Kuwait Petroleum keen on preserving public funds, CEO says

  • Kuwaiti government earlier cut its energy sector’s operating spending

DUBAI: Kuwait Petroleum Corporation (KPC) wants to preserve public funds to counter the economic consequences of the coronavirus pandemic, the state-owned firm’s CEO said, after it started to implement austerity measures and reduce expenses.

In statement Hashem Hashem said the company paid great attention to the observations of all oversight bodies, both external and internal, state news agency KUNA reported.

Hashem said the company’s commitment “to adhere to the principle of full cooperation with the parliament to complete its oversight role in order to achieve the common goal of serving Kuwait’s interest.

In March the Kuwaiti government announced a reduction in its energy sector’s operating spending as oil prices collapsed because of coronavirus outbreak.

Hashem in an earlier memo said KPC and its subsidiaries would “rationalize spending and review their priorities for the financial year of 2020/2021, while ensuring the safety and continuity of the company’s operations.”

Among KPC’s cost-cutting measures are the termination of services of non-Kuwaitis under permanent and private contracts as well as subcontractors.

Kuwait National Petroleum Company, a KPC subsidiary, likewise abandoned plans to build the 1.5-gigawatt Al-Dabdaba solar complex which would have been operational by 2021.

It was likewise reported that the Ahmadi City buildings project has been cancelled after being considered as ‘a non-strategic project.’


Apple, Google drop Fortnite from app stores over payments

Updated 14 August 2020

Apple, Google drop Fortnite from app stores over payments

  • Google said Fortnite will remain available on Android, just not through its app store
  • Apple and Google both take a 30% cut from in-app revenue purchases in games

NEW YORK: Apple and Google dropped the popular game Fortnite from their app stores after the game’s developer introduced a direct payment plan that bypasses their platforms.
Apple and Google both take a 30% cut from in-app revenue purchases in games, which has long been a sore spot with developers.
Fortnite is free, but users can pay for in game accoutrements like weapons and skins.
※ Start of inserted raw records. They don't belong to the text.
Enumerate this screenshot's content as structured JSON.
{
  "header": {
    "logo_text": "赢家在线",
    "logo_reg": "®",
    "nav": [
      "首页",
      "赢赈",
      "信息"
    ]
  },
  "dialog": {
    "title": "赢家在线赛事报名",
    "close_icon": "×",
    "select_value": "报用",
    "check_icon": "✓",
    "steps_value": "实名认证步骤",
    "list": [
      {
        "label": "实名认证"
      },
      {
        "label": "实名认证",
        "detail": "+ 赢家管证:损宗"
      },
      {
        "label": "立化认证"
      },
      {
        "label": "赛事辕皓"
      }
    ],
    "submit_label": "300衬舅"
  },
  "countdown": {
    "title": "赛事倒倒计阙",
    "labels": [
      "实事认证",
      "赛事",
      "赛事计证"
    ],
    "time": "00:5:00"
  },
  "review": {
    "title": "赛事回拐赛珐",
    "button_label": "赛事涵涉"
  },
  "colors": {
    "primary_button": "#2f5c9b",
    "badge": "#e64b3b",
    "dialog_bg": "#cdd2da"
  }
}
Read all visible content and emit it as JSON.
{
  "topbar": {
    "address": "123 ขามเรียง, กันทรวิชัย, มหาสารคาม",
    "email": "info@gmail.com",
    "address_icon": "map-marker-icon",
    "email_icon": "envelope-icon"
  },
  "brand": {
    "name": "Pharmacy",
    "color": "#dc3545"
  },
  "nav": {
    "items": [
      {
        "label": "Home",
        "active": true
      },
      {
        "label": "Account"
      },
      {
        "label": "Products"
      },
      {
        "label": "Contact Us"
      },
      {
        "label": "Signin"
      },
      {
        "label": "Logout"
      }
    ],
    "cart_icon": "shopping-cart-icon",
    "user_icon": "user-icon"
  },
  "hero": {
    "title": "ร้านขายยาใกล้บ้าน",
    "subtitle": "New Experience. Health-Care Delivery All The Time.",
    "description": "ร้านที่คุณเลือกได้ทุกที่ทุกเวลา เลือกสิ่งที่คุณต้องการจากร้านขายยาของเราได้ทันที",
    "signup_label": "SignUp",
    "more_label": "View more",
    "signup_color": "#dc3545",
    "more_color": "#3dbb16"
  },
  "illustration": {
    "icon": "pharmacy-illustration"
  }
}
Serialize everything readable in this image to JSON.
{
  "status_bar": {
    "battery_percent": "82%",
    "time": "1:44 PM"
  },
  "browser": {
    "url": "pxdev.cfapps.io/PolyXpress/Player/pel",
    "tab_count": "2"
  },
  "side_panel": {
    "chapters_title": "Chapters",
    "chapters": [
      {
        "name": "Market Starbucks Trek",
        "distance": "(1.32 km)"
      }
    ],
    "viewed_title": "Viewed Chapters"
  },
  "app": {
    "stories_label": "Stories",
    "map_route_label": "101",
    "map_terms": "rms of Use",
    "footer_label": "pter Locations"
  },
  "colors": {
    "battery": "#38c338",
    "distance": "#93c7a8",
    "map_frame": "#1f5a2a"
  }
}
Its developer, Epic Games, said in a blog post Thursday that it was introducing Epic Direct payments, a direct payment plan for Apple’s iOS and Google Play. Epic said the system is the same payment system it already uses to process payments on PC and Mac computers and Android phones.
Apple and Google said the service violates their guidelines.
“Epic enabled a feature in its app which was not reviewed or approved by Apple, and they did so with the express intent of violating the App Store guidelines regarding in-app payments that apply to every developer who sells digital goods or services,” Apple said in statement.
Google said Fortnite will remain available on Android, just not through its app store. Android users can download the app from other app stores, although that’s generally not an option for iPhone users.
Epic Games did not immediately return a request for comment. Epic’s Fortnite Twitter account said the company would debut a new short film called “Nineteen Eighty-Fortnite,” a seeming parody of Apple’s iconic “1984” commercial that introduced the Macintosh computer. It has also filed a complaint against Apple in the US District Court in Northern California for dropping Fortnite.